All antiretroviral drugs work by stopping replication of new virus that can spread and infect uninfected cells. Currently, we have entry inhibitors (block HIV from binding or entering the CD4 cell), reverse transcriptase inhibitors (two classes of drugs: nucleoside and non-nucleoside), integrase inhibitors (block integration of viral DNA into the DNA of the cell) and protease inhibitors. HIV enters a CD4 cell, uses reverse transcriptase to convert single stranded viral RNA into double stranded DNA, uses integrase to integrate viral DNA into the cell genome, thus that cell now has integrated proviral DNA. When cell replication is turned on and viral polypeptides are manufactured from the integrated viral DNA, the viral protease cleaves the large peptide into smaller pieces of protein which are then assembled into a new virus that will then bud off the cell. Thus, new virus is produced and will seek out another cell to infect. Blockade at any of these enzymatic steps stops the process and that cell likely undergoes apoptosis.
We know from treating AIDS for 20 years, that inhibiting virus at several steps in its life cycle, using multiple drugs, is the way to go. HIV replicates quickly and has a high copy error rate resulting in mutations most of which do not convey an advantage. But when a mutation is superior, for example conveying drug resistance, the other drugs in the protocol, by keeping the copy rate low, prevent replication of that mutation. Experience has taught that combination therapy is definitely the way to go for HIV.
At this point, we have three studies (see links to Sakuma, Paprotka , Singh papers in Essential Reading). All three show that AZT inhibits XMRV in vitro. Two studies also show that raltegravir and tenofovir are inhibitory. In addition, the Singh study showed that all three 2 drug combinations of the three effective drugs are synergistic in vitro. HIV drug combinations can produce positive or negative synergies, so knowledge of likely combination synergies is very important. Unfortunately, the three available drugs that should work have not been tested together in vitro to see if further synergy occurs. Current starting HAART protocol is usually a triple cocktail, most commonly 2 NRTIs + a PI/NNRTI. We only have 3 drugs available, so we don’t have to think about the subtleties of which combinations are effective for HIV.
There is evidence that the virus is stable compared to HIV. It is possible that drug resistance will not be as much of a problem as it is with HIV. Because of the high prevalence of drug sensitivity in this patient population, I have heard of people thinking of taking doses of drugs that are not therapeutic for HIV. The Singh study showed that the drug concentrations to inhibit XMRV in vitro are somewhat higher than for HIV. Therefore, my personal decision is not to experiment with the doses. Also, the relatively slow progression of the disease should not lull us into complacency in my opinion. It’s a bad bug and should not be underestimated. We don’t know if the viral load may not be high in some tissues.

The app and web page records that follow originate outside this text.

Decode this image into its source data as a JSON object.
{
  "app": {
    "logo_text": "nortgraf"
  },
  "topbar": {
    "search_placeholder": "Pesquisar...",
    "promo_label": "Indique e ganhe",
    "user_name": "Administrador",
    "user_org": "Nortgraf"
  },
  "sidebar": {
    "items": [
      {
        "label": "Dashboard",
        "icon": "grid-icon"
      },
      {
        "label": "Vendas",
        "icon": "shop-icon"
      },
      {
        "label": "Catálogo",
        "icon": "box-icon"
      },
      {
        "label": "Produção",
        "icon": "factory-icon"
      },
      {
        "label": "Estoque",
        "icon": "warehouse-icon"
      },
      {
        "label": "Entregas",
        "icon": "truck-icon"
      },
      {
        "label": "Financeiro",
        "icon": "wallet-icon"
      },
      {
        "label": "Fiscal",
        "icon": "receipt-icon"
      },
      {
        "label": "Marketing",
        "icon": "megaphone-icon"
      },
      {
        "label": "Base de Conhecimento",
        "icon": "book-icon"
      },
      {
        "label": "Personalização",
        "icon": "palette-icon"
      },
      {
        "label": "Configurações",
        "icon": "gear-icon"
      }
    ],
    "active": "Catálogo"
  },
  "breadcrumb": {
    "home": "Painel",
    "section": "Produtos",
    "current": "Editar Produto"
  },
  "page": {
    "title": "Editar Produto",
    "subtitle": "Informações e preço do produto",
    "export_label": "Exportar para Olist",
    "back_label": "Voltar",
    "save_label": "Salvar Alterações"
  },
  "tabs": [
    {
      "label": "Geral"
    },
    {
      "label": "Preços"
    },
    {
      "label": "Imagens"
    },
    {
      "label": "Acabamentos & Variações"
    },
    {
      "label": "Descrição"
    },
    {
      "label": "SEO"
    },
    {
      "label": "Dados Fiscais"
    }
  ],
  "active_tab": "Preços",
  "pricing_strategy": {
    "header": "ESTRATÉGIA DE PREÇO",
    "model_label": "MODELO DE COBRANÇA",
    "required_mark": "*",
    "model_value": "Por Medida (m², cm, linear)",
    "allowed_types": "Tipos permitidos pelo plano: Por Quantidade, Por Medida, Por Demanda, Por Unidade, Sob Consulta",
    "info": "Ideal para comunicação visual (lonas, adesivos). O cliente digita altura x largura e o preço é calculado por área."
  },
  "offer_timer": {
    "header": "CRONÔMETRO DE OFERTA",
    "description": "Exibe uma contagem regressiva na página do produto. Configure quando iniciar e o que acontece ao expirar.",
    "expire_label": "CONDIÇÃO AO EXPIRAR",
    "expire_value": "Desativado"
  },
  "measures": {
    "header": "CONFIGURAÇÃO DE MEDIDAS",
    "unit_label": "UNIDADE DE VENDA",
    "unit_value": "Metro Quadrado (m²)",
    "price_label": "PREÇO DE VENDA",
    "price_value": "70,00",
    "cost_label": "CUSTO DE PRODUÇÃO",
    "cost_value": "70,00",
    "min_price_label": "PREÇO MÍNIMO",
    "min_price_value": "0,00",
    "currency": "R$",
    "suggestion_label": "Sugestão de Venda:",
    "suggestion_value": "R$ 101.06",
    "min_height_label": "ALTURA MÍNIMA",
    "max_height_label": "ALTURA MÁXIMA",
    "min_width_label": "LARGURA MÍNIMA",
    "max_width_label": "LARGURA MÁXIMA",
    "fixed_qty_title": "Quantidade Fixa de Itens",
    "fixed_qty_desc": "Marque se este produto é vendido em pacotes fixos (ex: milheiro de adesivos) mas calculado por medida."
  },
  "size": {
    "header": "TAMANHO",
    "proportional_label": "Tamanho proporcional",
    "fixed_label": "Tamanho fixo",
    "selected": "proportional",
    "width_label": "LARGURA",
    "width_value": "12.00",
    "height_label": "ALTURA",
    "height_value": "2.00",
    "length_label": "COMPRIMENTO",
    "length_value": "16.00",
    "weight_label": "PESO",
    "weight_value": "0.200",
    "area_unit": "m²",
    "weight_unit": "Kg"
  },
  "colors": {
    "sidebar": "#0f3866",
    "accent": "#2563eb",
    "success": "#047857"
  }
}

We don’t have a measure of viral load available to us, but nobody is thinking of treating anyone for XMRV who isn’t very sick. Current guidelines for HIV are to treat all symptomatic individuals. Asymptomatic individuals with a high viral load are left to physician discretion. The early credo of hit it early, hit it hard has given way to a more moderate approach to HIV infection, waiting for a certain viral load to be reached before treating, though I don’t know how much of this trend is financial.
I would like to add as a caution, that rapid suppression of HIV can produce an inflammatory immune reconstitution syndrome (IRIS). We have no way of knowing what will happen with treatment of XMRV. There has been some reasonable criticism of my letter on the CFS boards. I would like to state publicly that I am not advocating that anyone who is XMRV positive try HAART. That is a decision for an individual to reach with a prescribing doctor. I am only reporting my decision and the science and medicine that are informing my decisions.
There is also a rumor circulating that raltegravir will cause autoimmune problems to increase. The only evidence for this is that it causes autoimmunity in genetically susceptible MLV infected mice (see Beck-Engeser paper). If there were other drug choices that might have given me pause, but under the circumstances, raltegravir is the most potent inhibitor of XMRV that we have.
I started tenofovir this morning.